───── Data provided

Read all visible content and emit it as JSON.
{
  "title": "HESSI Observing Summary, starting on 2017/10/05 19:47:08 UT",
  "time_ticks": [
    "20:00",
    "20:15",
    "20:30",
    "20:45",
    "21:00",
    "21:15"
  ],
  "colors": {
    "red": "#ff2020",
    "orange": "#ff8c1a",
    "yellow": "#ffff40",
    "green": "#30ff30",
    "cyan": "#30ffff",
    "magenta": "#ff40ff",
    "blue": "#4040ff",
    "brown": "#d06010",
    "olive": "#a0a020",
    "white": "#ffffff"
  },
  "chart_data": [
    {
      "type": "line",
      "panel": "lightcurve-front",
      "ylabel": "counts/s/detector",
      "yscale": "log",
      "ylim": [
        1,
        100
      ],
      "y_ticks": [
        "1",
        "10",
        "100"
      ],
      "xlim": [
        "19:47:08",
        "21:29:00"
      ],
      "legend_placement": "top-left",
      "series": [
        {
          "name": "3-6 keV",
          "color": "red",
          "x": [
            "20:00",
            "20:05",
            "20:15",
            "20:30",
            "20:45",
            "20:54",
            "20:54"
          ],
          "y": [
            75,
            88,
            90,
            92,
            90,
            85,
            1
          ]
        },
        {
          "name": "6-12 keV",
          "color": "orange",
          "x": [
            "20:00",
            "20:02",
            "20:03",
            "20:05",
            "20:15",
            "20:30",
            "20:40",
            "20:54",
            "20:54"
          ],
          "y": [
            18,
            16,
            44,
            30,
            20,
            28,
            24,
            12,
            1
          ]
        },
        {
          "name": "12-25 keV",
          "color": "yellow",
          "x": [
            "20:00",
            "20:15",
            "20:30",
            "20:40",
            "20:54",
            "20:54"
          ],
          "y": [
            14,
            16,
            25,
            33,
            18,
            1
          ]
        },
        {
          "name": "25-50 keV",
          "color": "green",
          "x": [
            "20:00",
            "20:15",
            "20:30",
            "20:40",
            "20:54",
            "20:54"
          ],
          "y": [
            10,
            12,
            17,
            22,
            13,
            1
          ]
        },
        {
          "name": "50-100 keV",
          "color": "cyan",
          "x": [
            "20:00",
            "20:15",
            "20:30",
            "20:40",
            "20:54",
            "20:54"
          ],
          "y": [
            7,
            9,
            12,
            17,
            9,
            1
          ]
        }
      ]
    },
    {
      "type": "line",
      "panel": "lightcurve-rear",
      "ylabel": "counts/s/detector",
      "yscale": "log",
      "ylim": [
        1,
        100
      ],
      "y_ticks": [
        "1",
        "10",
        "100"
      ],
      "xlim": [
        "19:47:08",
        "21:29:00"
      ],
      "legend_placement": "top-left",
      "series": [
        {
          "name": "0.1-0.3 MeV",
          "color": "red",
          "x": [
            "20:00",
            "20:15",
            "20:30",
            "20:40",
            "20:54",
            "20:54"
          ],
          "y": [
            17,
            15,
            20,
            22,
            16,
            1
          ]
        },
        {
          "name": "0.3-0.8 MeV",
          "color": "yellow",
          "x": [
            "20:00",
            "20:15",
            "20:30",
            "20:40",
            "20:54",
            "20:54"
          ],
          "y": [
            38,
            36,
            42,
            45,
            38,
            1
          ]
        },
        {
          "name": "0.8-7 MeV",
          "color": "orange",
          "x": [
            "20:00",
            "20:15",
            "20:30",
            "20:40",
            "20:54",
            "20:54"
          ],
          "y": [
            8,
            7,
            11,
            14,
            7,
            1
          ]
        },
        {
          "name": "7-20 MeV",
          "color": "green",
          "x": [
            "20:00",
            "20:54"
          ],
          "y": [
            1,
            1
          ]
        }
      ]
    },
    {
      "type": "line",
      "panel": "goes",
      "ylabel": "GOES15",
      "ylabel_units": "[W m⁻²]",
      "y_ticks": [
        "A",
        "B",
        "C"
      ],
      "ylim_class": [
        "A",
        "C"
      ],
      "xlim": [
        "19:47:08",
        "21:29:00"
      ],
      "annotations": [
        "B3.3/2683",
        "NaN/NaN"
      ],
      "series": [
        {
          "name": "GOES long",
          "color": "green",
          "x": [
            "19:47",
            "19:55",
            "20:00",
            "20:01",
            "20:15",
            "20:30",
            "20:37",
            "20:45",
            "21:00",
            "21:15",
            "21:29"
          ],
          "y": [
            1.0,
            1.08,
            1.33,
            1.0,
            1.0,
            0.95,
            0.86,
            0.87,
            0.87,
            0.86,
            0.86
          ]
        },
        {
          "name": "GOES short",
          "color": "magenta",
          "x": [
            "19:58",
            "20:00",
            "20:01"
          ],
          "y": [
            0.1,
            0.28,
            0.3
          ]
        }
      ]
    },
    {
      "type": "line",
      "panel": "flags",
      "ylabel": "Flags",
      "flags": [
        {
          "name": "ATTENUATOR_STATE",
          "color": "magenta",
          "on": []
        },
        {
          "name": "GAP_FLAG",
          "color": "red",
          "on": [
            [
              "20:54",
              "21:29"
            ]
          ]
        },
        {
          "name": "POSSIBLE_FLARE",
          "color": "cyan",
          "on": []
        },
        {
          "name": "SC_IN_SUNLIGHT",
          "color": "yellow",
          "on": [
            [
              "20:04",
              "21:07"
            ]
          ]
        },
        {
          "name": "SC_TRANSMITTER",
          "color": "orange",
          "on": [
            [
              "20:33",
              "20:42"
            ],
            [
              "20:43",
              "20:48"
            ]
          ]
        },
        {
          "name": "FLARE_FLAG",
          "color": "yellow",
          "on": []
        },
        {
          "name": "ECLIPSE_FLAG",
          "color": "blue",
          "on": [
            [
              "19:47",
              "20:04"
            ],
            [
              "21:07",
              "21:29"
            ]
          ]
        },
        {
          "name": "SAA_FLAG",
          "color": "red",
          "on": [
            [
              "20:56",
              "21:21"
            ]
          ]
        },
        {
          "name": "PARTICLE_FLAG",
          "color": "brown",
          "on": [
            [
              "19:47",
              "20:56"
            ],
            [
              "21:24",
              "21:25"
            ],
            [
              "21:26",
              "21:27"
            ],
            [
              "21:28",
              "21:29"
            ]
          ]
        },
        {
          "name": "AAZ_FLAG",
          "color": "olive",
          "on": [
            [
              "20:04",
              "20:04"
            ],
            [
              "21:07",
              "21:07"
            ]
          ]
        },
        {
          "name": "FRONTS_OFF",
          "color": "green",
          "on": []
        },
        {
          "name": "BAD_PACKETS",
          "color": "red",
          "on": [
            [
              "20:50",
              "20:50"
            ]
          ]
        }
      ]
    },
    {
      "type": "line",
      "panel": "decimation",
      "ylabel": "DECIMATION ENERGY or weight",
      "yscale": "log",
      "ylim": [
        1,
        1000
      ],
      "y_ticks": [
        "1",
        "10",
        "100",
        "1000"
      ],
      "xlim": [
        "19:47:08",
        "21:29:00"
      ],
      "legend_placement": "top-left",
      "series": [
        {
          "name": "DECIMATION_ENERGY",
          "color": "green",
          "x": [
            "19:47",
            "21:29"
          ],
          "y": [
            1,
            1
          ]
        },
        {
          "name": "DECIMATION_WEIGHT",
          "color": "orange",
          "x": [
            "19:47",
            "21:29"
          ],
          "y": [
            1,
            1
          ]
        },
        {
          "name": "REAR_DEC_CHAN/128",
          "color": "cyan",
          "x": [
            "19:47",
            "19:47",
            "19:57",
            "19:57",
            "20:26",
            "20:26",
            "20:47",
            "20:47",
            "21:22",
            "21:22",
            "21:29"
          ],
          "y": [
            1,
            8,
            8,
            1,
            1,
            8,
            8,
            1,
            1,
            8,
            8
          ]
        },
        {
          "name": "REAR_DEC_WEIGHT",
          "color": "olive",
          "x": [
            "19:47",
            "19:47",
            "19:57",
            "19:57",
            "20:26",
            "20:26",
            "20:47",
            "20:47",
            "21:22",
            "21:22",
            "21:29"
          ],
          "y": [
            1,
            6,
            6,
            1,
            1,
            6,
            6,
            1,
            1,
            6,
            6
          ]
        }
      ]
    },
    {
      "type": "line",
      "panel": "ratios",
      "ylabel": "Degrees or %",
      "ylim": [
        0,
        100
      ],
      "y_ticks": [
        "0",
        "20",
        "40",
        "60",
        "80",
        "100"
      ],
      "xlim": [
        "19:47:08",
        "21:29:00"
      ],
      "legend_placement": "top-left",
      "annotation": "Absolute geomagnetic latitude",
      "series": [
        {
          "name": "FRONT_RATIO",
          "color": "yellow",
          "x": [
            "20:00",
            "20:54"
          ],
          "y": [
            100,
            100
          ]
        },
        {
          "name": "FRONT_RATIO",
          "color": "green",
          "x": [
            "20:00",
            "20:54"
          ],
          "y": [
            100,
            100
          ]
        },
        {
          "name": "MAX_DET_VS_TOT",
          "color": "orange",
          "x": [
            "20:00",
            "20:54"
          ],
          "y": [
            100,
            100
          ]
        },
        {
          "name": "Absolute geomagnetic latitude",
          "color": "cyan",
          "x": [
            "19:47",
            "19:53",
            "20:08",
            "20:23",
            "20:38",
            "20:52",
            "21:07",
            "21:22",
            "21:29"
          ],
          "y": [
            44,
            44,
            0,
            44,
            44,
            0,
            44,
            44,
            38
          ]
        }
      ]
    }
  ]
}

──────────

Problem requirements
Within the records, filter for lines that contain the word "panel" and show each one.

Response to this exercise
      "panel": "lightcurve-front",
      "panel": "lightcurve-rear",
      "panel": "goes",
      "panel": "flags",
      "panel": "decimation",
      "panel": "ratios",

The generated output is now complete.